Grace Is Fittingly Divided Into Operating and Co-Operating Grace
IN SUM: Operating grace refers to God’s gracious work in a sinner, i.e. God’s gracious “operating.” Co-operating grace is the human effect of God’s operating, namely, the human will moving the person unto meritorious works. Operating grace always comes first, for all co-operating grace is the effect of God’s operating grace. A person is justified by operating grace, and subsequently consents with this operating grace as a result of such grace.
Grace can refer to God’s moving of the human to will and to act, or it can refer to God’s bestowal of a habitual gift (the gift of a new disposition which then becomes the principle of meritorious works). Each of these graces can be thought of in terms of operating grace and also co-operating grace.
First, with regard to God’s moving of the human to will and to act, “the operation of an effect is not attributed to the thing moved but to the mover” (I-II.111.2). Thus, since the human is moved but does not do the moving, this kind of grace is called operating grace, since God is the only one operating. However, this operating grace causes an effect in the human whereby by the human mind, after being moved, also moves (i.e. moves the other powers—i.e. the will begins to will the good, which moves the person to act exteriorly, etc.]. Thus there is an interior act of the will (ceasing to will evil and beginning to will the good) and also an exterior act subsequently commanded by the will.
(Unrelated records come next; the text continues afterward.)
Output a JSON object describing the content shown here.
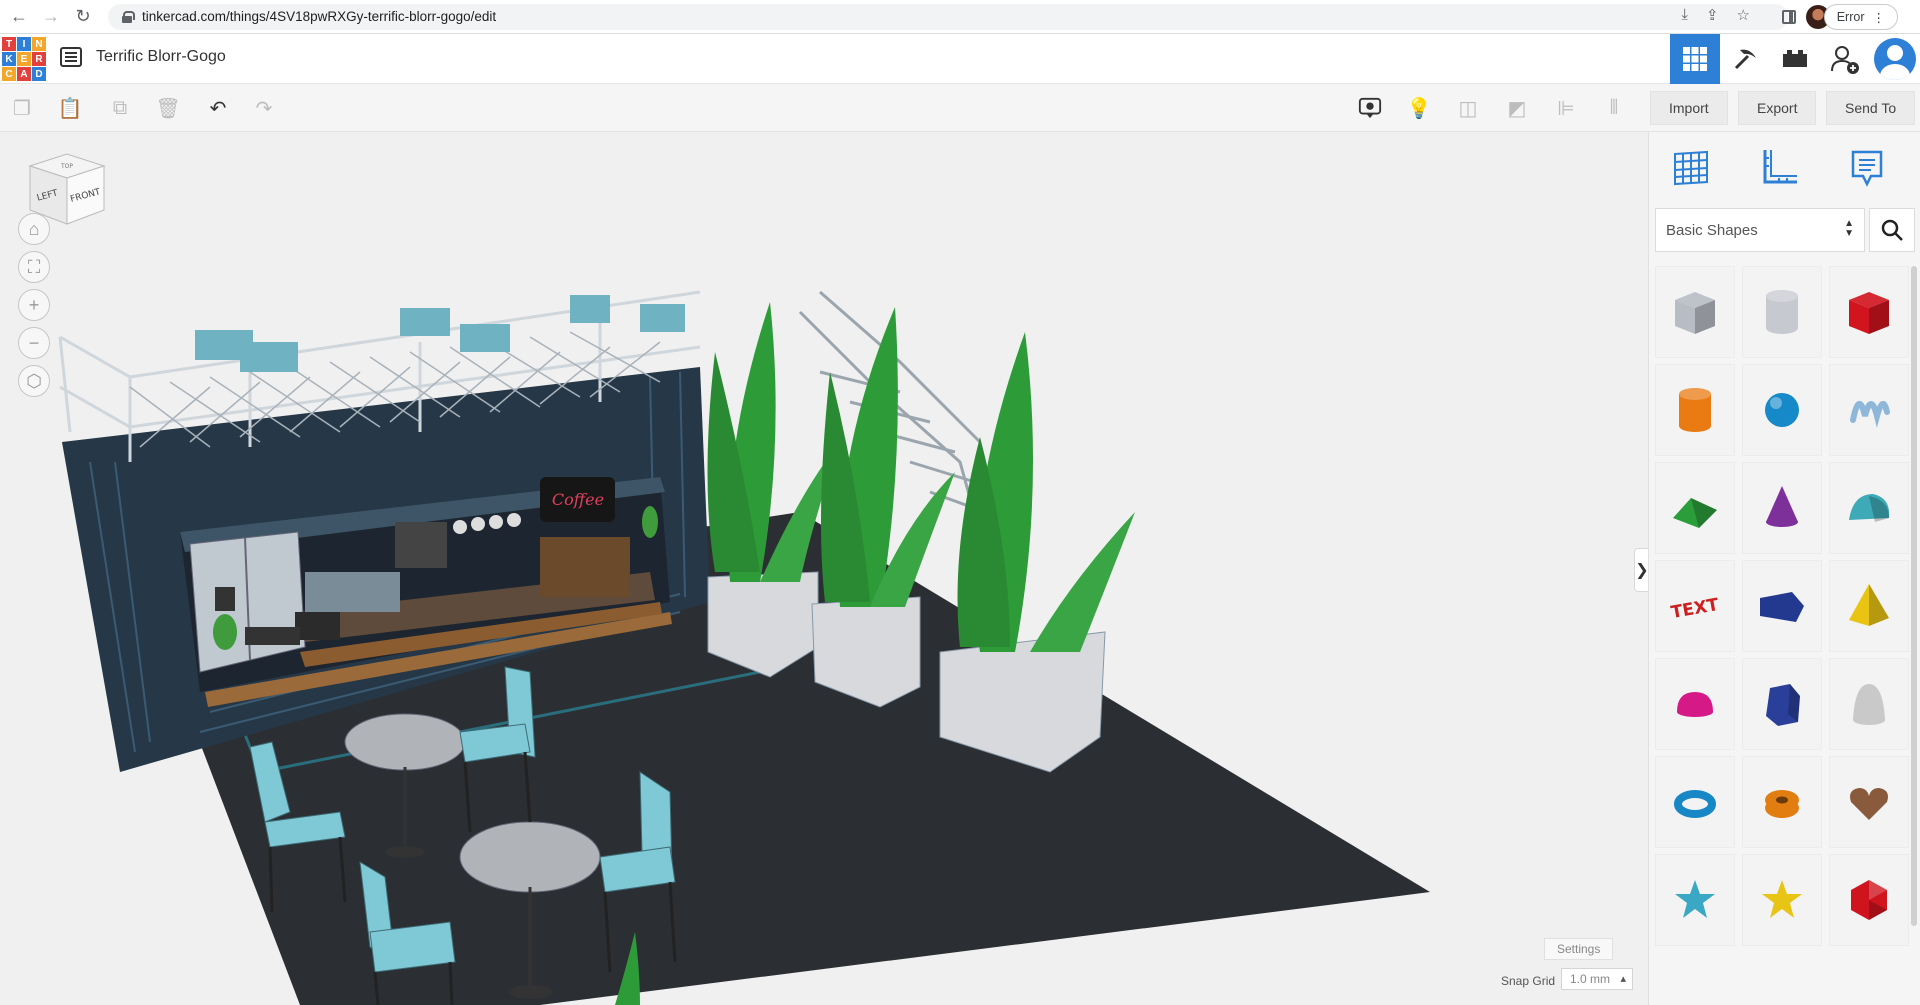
{
  "browser": {
    "url": "tinkercad.com/things/4SV18pwRXGy-terrific-blorr-gogo/edit",
    "error_label": "Error"
  },
  "header": {
    "logo_letters": [
      "T",
      "I",
      "N",
      "K",
      "E",
      "R",
      "C",
      "A",
      "D"
    ],
    "logo_colors": [
      "#e2403c",
      "#2d7fd8",
      "#f4a62a",
      "#2d7fd8",
      "#f4a62a",
      "#e2403c",
      "#f4a62a",
      "#e2403c",
      "#2d7fd8"
    ],
    "title": "Terrific Blorr-Gogo",
    "accent_color": "#2e7fd6"
  },
  "toolbar": {
    "import_label": "Import",
    "export_label": "Export",
    "send_to_label": "Send To"
  },
  "view_cube": {
    "left_label": "LEFT",
    "front_label": "FRONT",
    "top_label": "TOP"
  },
  "workplane": {
    "settings_label": "Settings",
    "snap_grid_label": "Snap Grid",
    "snap_grid_value": "1.0 mm"
  },
  "side_panel": {
    "category": "Basic Shapes",
    "shapes": [
      {
        "name": "box-hole",
        "color": "#b8bcc4"
      },
      {
        "name": "cylinder-hole",
        "color": "#c6c9cf"
      },
      {
        "name": "box",
        "color": "#d1141e"
      },
      {
        "name": "cylinder",
        "color": "#ea7a12"
      },
      {
        "name": "sphere",
        "color": "#1689c9"
      },
      {
        "name": "scribble",
        "color": "#8fb7d9"
      },
      {
        "name": "roof",
        "color": "#2b9d3a"
      },
      {
        "name": "cone",
        "color": "#7d2f9a"
      },
      {
        "name": "round-roof",
        "color": "#3eaab8"
      },
      {
        "name": "text",
        "color": "#cc1f1f"
      },
      {
        "name": "wedge",
        "color": "#23388f"
      },
      {
        "name": "pyramid",
        "color": "#e9c412"
      },
      {
        "name": "half-sphere",
        "color": "#d51a87"
      },
      {
        "name": "polygon",
        "color": "#2a3f9a"
      },
      {
        "name": "paraboloid",
        "color": "#c9c9c9"
      },
      {
        "name": "torus",
        "color": "#1887c5"
      },
      {
        "name": "tube",
        "color": "#e27d12"
      },
      {
        "name": "heart",
        "color": "#8a5a3c"
      },
      {
        "name": "star",
        "color": "#3aa8c4"
      },
      {
        "name": "star-flat",
        "color": "#e8c414"
      },
      {
        "name": "icosahedron",
        "color": "#d0141e"
      }
    ]
  },
  "scene": {
    "sign_text": "Coffee"
  }
}
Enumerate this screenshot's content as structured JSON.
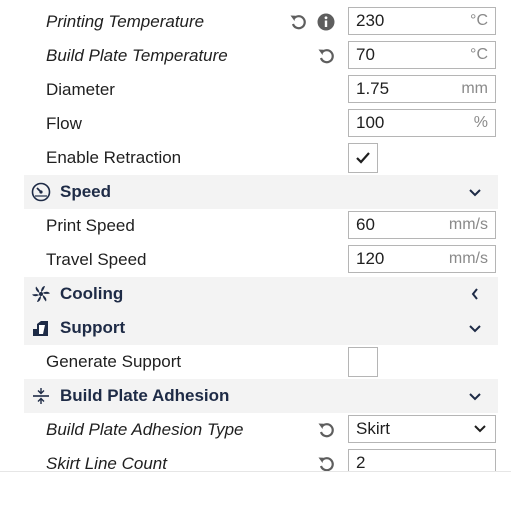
{
  "rows": {
    "printing_temperature": {
      "label": "Printing Temperature",
      "value": "230",
      "unit": "°C",
      "reset_icon": "reset-icon",
      "info_icon": "info-icon"
    },
    "build_plate_temperature": {
      "label": "Build Plate Temperature",
      "value": "70",
      "unit": "°C",
      "reset_icon": "reset-icon"
    },
    "diameter": {
      "label": "Diameter",
      "value": "1.75",
      "unit": "mm"
    },
    "flow": {
      "label": "Flow",
      "value": "100",
      "unit": "%"
    },
    "enable_retraction": {
      "label": "Enable Retraction",
      "checked": true
    },
    "print_speed": {
      "label": "Print Speed",
      "value": "60",
      "unit": "mm/s"
    },
    "travel_speed": {
      "label": "Travel Speed",
      "value": "120",
      "unit": "mm/s"
    },
    "generate_support": {
      "label": "Generate Support",
      "checked": false
    },
    "adhesion_type": {
      "label": "Build Plate Adhesion Type",
      "value": "Skirt",
      "reset_icon": "reset-icon"
    },
    "skirt_line_count": {
      "label": "Skirt Line Count",
      "value": "2",
      "reset_icon": "reset-icon"
    }
  },
  "categories": {
    "speed": {
      "title": "Speed",
      "icon": "speedometer-icon",
      "expanded": true
    },
    "cooling": {
      "title": "Cooling",
      "icon": "fan-icon",
      "expanded": false
    },
    "support": {
      "title": "Support",
      "icon": "support-icon",
      "expanded": true
    },
    "adhesion": {
      "title": "Build Plate Adhesion",
      "icon": "adhesion-icon",
      "expanded": true
    }
  },
  "colors": {
    "category_bg": "#f3f3f3",
    "category_text": "#1e2b46",
    "border": "#b5b5b5",
    "unit_text": "#8a8a8a",
    "icon": "#5e5e5e"
  }
}
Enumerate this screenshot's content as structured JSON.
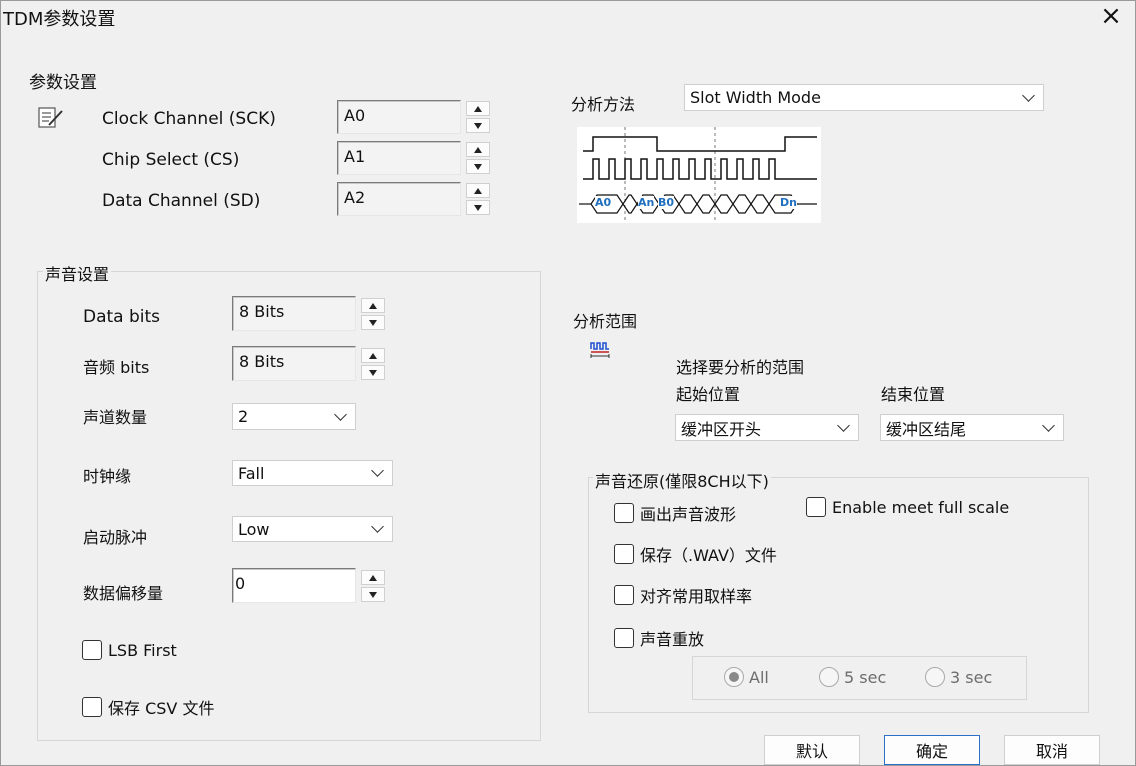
{
  "window": {
    "title": "TDM参数设置",
    "close_icon": "×"
  },
  "param_settings": {
    "heading": "参数设置",
    "icon": "edit-note-icon",
    "rows": [
      {
        "label": "Clock Channel (SCK)",
        "value": "A0"
      },
      {
        "label": "Chip Select (CS)",
        "value": "A1"
      },
      {
        "label": "Data Channel (SD)",
        "value": "A2"
      }
    ]
  },
  "audio_settings": {
    "heading": "声音设置",
    "data_bits": {
      "label": "Data bits",
      "value": "8 Bits"
    },
    "audio_bits": {
      "label": "音频 bits",
      "value": "8 Bits"
    },
    "channel_count": {
      "label": "声道数量",
      "value": "2"
    },
    "clock_edge": {
      "label": "时钟缘",
      "value": "Fall"
    },
    "start_pulse": {
      "label": "启动脉冲",
      "value": "Low"
    },
    "data_offset": {
      "label": "数据偏移量",
      "value": "0"
    },
    "lsb_first": {
      "label": "LSB First",
      "checked": false
    },
    "save_csv": {
      "label": "保存 CSV 文件",
      "checked": false
    }
  },
  "analysis_method": {
    "label": "分析方法",
    "value": "Slot Width Mode",
    "waveform_labels": [
      "A0",
      "An",
      "B0",
      "Dn"
    ]
  },
  "analysis_range": {
    "heading": "分析范围",
    "icon": "waveform-range-icon",
    "prompt": "选择要分析的范围",
    "start": {
      "label": "起始位置",
      "value": "缓冲区开头"
    },
    "end": {
      "label": "结束位置",
      "value": "缓冲区结尾"
    }
  },
  "audio_restore": {
    "heading": "声音还原(僅限8CH以下)",
    "draw_waveform": {
      "label": "画出声音波形",
      "checked": false
    },
    "enable_full_scale": {
      "label": "Enable meet full scale",
      "checked": false
    },
    "save_wav": {
      "label": "保存（.WAV）文件",
      "checked": false
    },
    "align_sample_rate": {
      "label": "对齐常用取样率",
      "checked": false
    },
    "replay": {
      "label": "声音重放",
      "checked": false
    },
    "replay_options": [
      {
        "label": "All",
        "selected": true
      },
      {
        "label": "5 sec",
        "selected": false
      },
      {
        "label": "3 sec",
        "selected": false
      }
    ]
  },
  "buttons": {
    "default": "默认",
    "ok": "确定",
    "cancel": "取消"
  },
  "colors": {
    "accent": "#2b6fc7",
    "waveform_label": "#1f6fbf"
  }
}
In these operations of the human (both interior and exterior) God strengthens the will interiorly “so as to attain the act” and also grants the outward capability of the exterior operation. Since the human will is also operating as the effect of God’s operating, this kind of grace is called co-operating grace. Augustine says: “He operates that we may will; and when we will, He co-operates that we may be perfect.” (I-II.111.2).
Second, with regard to God’s bestowal of a habitual gift, “inasmuch as this gift heals and justifies the soul, or makes it pleasing to God, is called operating grace; but inasmuch as it is the principle of meritorious works, which spring from the free-will, it is called co-operating grace.” (I-II.111.2)
However, such free will and such works are the effect of God’s operating grace. “God does not justify us without ourselves,” as Augustine says: “He Who created thee without thyself, will not justify thee without thyself.” “Whilst we are being justified we consent to God’s justification (justitiae) by a movement of our free-will. Nevertheless this movement is not the cause of grace, but the effect; hence the whole operation pertains to grace.” (I-II.111.2.ad2).
“Operating and co-operating grace are the same grace” only “they are distinguished by their different effects.” (111.2.ad.4).
111.3 Grace is Fittingly Divided into Prevenient and Subsequent Grace
IN SUM: Grace refers to the temporal effect of God’s eternal love. Prevenient grace refers to grace that causes a subsequent effect, subsequent grace refers to this effect inasmuch as it is an effect of the prevenient grace.
“God’s grace is the outcome of His mercy” (I-II.111.3, cf. Ps 59:10; 23:6)
“There are five effects of grace in us:” (I-II.111.3)
- to heal the soul
- to desire good
- to carry into effect the good proposed
- to persevere in good
- to reach glory
“Grace, inasmuch as it causes the first effect in us, is called prevenient with respect to the second, and inasmuch as it causes the second, it is called subsequent with respect to the first effect.” (I-II.111.3) Likewise, from #2 on, each grace can be considered both prevenient to the next and subsequent to the previous.
While God’s love is eternal, grace refers to a temporal effect of this love. (I-II.111.3.ad.1)
This division does not divide grace with regard to its essence but only with regard to its effects (as with operating and co-operating grace). “For even the charity of earth is not voided in heaven.” (I-II.111.3.ad.2)
Through prevenient grace “we are presently justified” (I-II.111.3.ad.2).